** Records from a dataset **
**********

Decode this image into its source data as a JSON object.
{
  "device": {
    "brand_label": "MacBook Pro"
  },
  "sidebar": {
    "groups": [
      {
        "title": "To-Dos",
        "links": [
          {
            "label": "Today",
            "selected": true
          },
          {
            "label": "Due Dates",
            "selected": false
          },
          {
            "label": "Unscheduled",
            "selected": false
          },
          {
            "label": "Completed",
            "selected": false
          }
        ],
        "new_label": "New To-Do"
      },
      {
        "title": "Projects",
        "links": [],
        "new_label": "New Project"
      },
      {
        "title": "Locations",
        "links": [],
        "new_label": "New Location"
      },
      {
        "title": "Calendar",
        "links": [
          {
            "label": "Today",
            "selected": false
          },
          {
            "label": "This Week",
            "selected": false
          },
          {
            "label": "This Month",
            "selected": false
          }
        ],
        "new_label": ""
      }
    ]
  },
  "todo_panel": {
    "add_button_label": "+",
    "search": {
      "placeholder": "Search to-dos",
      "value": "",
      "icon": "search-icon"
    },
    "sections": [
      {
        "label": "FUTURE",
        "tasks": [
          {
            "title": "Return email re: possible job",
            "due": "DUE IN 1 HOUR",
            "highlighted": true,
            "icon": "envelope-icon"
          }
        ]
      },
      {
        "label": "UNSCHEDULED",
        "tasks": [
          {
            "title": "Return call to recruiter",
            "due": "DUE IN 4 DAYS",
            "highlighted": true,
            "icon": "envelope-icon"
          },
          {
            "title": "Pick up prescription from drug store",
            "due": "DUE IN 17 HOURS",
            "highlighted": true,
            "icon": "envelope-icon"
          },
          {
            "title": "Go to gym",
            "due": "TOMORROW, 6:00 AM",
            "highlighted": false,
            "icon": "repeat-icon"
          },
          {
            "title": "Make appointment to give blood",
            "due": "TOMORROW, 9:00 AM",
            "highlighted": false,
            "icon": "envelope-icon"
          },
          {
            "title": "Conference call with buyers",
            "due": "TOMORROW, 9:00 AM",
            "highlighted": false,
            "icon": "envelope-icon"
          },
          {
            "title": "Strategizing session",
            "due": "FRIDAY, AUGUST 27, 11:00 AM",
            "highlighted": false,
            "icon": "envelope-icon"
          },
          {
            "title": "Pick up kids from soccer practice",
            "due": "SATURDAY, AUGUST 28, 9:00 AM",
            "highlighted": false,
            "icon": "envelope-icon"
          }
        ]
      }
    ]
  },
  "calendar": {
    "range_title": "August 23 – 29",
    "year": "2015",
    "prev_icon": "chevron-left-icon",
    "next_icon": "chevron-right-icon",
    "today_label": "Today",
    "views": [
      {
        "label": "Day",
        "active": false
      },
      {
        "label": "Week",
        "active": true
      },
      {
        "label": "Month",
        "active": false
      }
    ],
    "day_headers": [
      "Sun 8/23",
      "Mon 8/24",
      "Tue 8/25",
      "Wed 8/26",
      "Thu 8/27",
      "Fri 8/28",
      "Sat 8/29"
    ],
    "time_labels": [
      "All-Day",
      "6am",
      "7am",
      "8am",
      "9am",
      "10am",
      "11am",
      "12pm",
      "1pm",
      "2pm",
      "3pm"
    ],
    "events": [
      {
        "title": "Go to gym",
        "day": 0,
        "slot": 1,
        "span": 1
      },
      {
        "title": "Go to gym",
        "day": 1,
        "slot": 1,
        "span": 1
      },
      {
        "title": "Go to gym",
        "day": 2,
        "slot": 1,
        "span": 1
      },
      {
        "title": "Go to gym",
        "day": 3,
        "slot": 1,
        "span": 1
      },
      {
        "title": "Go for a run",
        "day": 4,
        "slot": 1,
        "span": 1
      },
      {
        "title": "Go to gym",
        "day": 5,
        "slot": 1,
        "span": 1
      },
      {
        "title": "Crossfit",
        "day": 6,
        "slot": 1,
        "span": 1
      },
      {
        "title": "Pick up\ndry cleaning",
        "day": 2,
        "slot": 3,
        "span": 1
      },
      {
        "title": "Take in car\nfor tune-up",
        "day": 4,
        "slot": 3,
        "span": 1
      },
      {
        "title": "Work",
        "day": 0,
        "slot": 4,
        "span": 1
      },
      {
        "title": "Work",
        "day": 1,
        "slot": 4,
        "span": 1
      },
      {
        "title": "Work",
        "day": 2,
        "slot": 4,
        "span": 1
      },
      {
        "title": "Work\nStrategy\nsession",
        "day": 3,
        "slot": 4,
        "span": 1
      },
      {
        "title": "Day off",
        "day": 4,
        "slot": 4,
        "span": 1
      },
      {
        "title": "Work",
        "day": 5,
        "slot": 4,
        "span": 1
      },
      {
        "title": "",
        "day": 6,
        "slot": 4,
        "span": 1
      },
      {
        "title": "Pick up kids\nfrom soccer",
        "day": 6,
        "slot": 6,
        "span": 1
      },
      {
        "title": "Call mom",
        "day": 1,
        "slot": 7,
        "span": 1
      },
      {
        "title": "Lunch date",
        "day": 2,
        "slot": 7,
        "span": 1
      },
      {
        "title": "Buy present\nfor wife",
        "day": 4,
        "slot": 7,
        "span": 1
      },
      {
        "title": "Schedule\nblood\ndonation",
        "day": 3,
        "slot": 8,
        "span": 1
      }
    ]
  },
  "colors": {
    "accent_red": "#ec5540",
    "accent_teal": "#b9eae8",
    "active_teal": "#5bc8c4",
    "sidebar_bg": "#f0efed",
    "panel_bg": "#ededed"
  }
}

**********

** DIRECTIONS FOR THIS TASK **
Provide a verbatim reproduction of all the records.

** WRITTEN SOLUTION **
Decode this image into its source data as a JSON object.
{
  "device": {
    "brand_label": "MacBook Pro"
  },
  "sidebar": {
    "groups": [
      {
        "title": "To-Dos",
        "links": [
          {
            "label": "Today",
            "selected": true
          },
          {
            "label": "Due Dates",
            "selected": false
          },
          {
            "label": "Unscheduled",
            "selected": false
          },
          {
            "label": "Completed",
            "selected": false
          }
        ],
        "new_label": "New To-Do"
      },
      {
        "title": "Projects",
        "links": [],
        "new_label": "New Project"
      },
      {
        "title": "Locations",
        "links": [],
        "new_label": "New Location"
      },
      {
        "title": "Calendar",
        "links": [
          {
            "label": "Today",
            "selected": false
          },
          {
            "label": "This Week",
            "selected": false
          },
          {
            "label": "This Month",
            "selected": false
          }
        ],
        "new_label": ""
      }
    ]
  },
  "todo_panel": {
    "add_button_label": "+",
    "search": {
      "placeholder": "Search to-dos",
      "value": "",
      "icon": "search-icon"
    },
    "sections": [
      {
        "label": "FUTURE",
        "tasks": [
          {
            "title": "Return email re: possible job",
            "due": "DUE IN 1 HOUR",
            "highlighted": true,
            "icon": "envelope-icon"
          }
        ]
      },
      {
        "label": "UNSCHEDULED",
        "tasks": [
          {
            "title": "Return call to recruiter",
            "due": "DUE IN 4 DAYS",
            "highlighted": true,
            "icon": "envelope-icon"
          },
          {
            "title": "Pick up prescription from drug store",
            "due": "DUE IN 17 HOURS",
            "highlighted": true,
            "icon": "envelope-icon"
          },
          {
            "title": "Go to gym",
            "due": "TOMORROW, 6:00 AM",
            "highlighted": false,
            "icon": "repeat-icon"
          },
          {
            "title": "Make appointment to give blood",
            "due": "TOMORROW, 9:00 AM",
            "highlighted": false,
            "icon": "envelope-icon"
          },
          {
            "title": "Conference call with buyers",
            "due": "TOMORROW, 9:00 AM",
            "highlighted": false,
            "icon": "envelope-icon"
          },
          {
            "title": "Strategizing session",
            "due": "FRIDAY, AUGUST 27, 11:00 AM",
            "highlighted": false,
            "icon": "envelope-icon"
          },
          {
            "title": "Pick up kids from soccer practice",
            "due": "SATURDAY, AUGUST 28, 9:00 AM",
            "highlighted": false,
            "icon": "envelope-icon"
          }
        ]
      }
    ]
  },
  "calendar": {
    "range_title": "August 23 – 29",
    "year": "2015",
    "prev_icon": "chevron-left-icon",
    "next_icon": "chevron-right-icon",
    "today_label": "Today",
    "views": [
      {
        "label": "Day",
        "active": false
      },
      {
        "label": "Week",
        "active": true
      },
      {
        "label": "Month",
        "active": false
      }
    ],
    "day_headers": [
      "Sun 8/23",
      "Mon 8/24",
      "Tue 8/25",
      "Wed 8/26",
      "Thu 8/27",
      "Fri 8/28",
      "Sat 8/29"
    ],
    "time_labels": [
      "All-Day",
      "6am",
      "7am",
      "8am",
      "9am",
      "10am",
      "11am",
      "12pm",
      "1pm",
      "2pm",
      "3pm"
    ],
    "events": [
      {
        "title": "Go to gym",
        "day": 0,
        "slot": 1,
        "span": 1
      },
      {
        "title": "Go to gym",
        "day": 1,
        "slot": 1,
        "span": 1
      },
      {
        "title": "Go to gym",
        "day": 2,
        "slot": 1,
        "span": 1
      },
      {
        "title": "Go to gym",
        "day": 3,
        "slot": 1,
        "span": 1
      },
      {
        "title": "Go for a run",
        "day": 4,
        "slot": 1,
        "span": 1
      },
      {
        "title": "Go to gym",
        "day": 5,
        "slot": 1,
        "span": 1
      },
      {
        "title": "Crossfit",
        "day": 6,
        "slot": 1,
        "span": 1
      },
      {
        "title": "Pick up\ndry cleaning",
        "day": 2,
        "slot": 3,
        "span": 1
      },
      {
        "title": "Take in car\nfor tune-up",
        "day": 4,
        "slot": 3,
        "span": 1
      },
      {
        "title": "Work",
        "day": 0,
        "slot": 4,
        "span": 1
      },
      {
        "title": "Work",
        "day": 1,
        "slot": 4,
        "span": 1
      },
      {
        "title": "Work",
        "day": 2,
        "slot": 4,
        "span": 1
      },
      {
        "title": "Work\nStrategy\nsession",
        "day": 3,
        "slot": 4,
        "span": 1
      },
      {
        "title": "Day off",
        "day": 4,
        "slot": 4,
        "span": 1
      },
      {
        "title": "Work",
        "day": 5,
        "slot": 4,
        "span": 1
      },
      {
        "title": "",
        "day": 6,
        "slot": 4,
        "span": 1
      },
      {
        "title": "Pick up kids\nfrom soccer",
        "day": 6,
        "slot": 6,
        "span": 1
      },
      {
        "title": "Call mom",
        "day": 1,
        "slot": 7,
        "span": 1
      },
      {
        "title": "Lunch date",
        "day": 2,
        "slot": 7,
        "span": 1
      },
      {
        "title": "Buy present\nfor wife",
        "day": 4,
        "slot": 7,
        "span": 1
      },
      {
        "title": "Schedule\nblood\ndonation",
        "day": 3,
        "slot": 8,
        "span": 1
      }
    ]
  },
  "colors": {
    "accent_red": "#ec5540",
    "accent_teal": "#b9eae8",
    "active_teal": "#5bc8c4",
    "sidebar_bg": "#f0efed",
    "panel_bg": "#ededed"
  }
}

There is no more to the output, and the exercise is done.